Wellbeing Workout Part 1

Jo Mitchell, The Mind Room & AFL Players Association
Jo Mitchell, The Mind Room & AFL Players Association

 

There are micro-moments of joy that can really create significant change over time.

 

This double workshop was jam-packed with interactive activities, great tips for maintaining wellbeing, and plenty of information on mental and physical health. It was so full of great ideas that the blog post will be in two parts.

It began by getting the audience members into pairs and having them complete a five-step workout:
1. Stand up and have a stretch
2. Notice what’s going on – thoughts, physical feelings, emotional feelings, etc.
3. Introduce yourself to your partner, and share something you’re looking forward to
4. Draw a portrait of the other person you see in 30 seconds – except that once the pen hits the paper you can’t look at the paper again, and must keep your eyes on the other person
5. Give your portrait to the other person
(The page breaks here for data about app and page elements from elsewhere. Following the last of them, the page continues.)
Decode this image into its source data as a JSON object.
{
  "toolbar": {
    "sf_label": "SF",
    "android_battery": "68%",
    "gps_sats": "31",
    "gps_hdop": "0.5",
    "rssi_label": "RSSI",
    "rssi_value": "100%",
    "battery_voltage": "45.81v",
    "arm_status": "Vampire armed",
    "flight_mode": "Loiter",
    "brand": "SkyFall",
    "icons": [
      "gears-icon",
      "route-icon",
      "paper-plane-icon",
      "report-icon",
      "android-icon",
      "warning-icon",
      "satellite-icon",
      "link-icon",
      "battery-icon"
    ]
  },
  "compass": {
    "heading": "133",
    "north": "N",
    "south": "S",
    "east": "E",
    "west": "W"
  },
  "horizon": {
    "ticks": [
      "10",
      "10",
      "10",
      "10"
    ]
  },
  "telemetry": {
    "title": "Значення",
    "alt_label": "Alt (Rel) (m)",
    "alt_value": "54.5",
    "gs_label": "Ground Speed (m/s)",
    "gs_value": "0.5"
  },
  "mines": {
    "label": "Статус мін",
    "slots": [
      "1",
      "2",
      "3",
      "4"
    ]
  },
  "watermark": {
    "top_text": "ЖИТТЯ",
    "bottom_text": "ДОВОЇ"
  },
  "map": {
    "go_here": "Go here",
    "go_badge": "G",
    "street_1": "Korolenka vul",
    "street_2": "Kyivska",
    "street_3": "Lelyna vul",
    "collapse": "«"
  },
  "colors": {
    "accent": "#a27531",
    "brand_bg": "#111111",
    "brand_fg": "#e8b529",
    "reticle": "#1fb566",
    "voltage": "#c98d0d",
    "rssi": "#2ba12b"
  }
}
Jo explained that this was conducive with the Five Ways to Wellbeing, a workout incorporating over 500 studies. It is based on the human experience of maintaining wellbeing:
1. Being able to move
2. Tuning in (to notice thing, acknowledging the importance of mindfulness)
3. To connect with others (one of the strongest predictors of wellbeing)
4. To learn
5. To give

Jo explained that we tend to,as people, pay attention to the negatives in our life much more easily than to the positives. What we payattention impacts our performance in every day life, and therefore, our wellbeing.GoodChildhood 2013_401

Jo then spoke about positive psychology – this is changing the perception of people, by seeking what is right in their lives rather than what is wrong. This not a complete therapy, nor a traditional approach to mental health, or a ‘Pollyanna’ (always happy) approach – instead it just aims to re-focus the subject on a more positive aspect of their lives.

Post written by a youth blogger from SYN Media.

Foster change by building hope

Maddie Witter“You can fail, and need to fail, in order to be a hopeful person.”

Maddie Witter gave an inspiring and motivating workshop today on building hope amongst youth in order to foster change.

The tools bestowed amongst the crowd were suitable for any person looking to increase their own hopefulness and success, but Maddie kept it aimed at young, disadvantaged and marginalised youth.

Maddie believes that in order for youth to be successful, they must achieve hope, persistence, and self-efficacy. If you can teach you these skills they can take these attributes and apply them to the rest of their lives.

“Self-efficacy is the ability to create a goal and then measure the progress of meeting that goal through reflection,” says Maddie.

Foster change by building hope

She then goes on to explain that persistence can be achieved through building stamina. This can be done through such strategies as:

  • Developing a list of things to do (not too long),
  • Predict how efficient you will be in completing a task, then measure it,
  • Control and cultivate choice in the curriculum without giving too many options,
  • Take 10 minutes twice a month to go through a calendar and see what you have achieved and still have to organise.

Maddie believes that anybody is capable of tremendous academic potential, and has experienced and developed firsthand the tools required to build hope among youth in order to foster change.

Reading Without LimitsFor more information on Maddie and her work, see her the website for her book http://reading-without-limits.com/, or follow her on Twitter @Maddie_Witter.

Post written by a youth blogger from SYN Media.